- _DATA SECTION_:
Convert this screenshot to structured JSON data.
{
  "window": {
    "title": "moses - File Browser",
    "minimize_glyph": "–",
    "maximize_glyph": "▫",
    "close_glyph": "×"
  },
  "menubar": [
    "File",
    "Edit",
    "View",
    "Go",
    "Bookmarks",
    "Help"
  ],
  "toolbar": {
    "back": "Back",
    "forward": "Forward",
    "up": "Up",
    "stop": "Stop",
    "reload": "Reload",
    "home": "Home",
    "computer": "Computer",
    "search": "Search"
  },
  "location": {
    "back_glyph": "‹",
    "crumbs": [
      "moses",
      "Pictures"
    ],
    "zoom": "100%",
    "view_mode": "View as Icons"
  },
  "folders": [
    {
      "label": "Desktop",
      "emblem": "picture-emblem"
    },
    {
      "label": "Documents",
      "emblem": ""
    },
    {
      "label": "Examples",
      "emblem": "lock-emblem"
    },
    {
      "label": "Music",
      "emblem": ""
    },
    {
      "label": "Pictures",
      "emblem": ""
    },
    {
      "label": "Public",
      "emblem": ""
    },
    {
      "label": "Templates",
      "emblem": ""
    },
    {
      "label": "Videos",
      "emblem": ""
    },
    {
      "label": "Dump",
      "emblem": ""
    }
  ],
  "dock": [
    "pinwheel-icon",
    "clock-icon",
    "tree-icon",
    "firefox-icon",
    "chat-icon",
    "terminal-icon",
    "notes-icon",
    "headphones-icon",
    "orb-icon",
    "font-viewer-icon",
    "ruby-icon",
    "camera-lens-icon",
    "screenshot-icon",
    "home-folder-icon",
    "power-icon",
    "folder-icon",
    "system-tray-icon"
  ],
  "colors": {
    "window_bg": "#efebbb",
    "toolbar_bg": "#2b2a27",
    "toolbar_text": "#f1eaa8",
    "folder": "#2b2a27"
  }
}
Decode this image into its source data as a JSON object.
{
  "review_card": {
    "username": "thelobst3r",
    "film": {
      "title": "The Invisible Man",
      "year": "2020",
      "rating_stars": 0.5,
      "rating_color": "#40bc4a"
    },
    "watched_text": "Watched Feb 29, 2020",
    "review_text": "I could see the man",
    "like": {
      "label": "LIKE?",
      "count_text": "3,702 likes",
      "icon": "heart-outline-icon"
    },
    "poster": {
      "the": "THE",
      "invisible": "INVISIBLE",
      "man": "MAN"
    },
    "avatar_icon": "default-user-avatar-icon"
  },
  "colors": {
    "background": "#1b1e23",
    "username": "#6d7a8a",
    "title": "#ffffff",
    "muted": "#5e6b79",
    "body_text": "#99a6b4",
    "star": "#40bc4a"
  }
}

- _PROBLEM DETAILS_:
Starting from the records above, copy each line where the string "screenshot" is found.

- _RESPONSE AREA_:
Convert this screenshot to structured JSON data.
    "screenshot-icon",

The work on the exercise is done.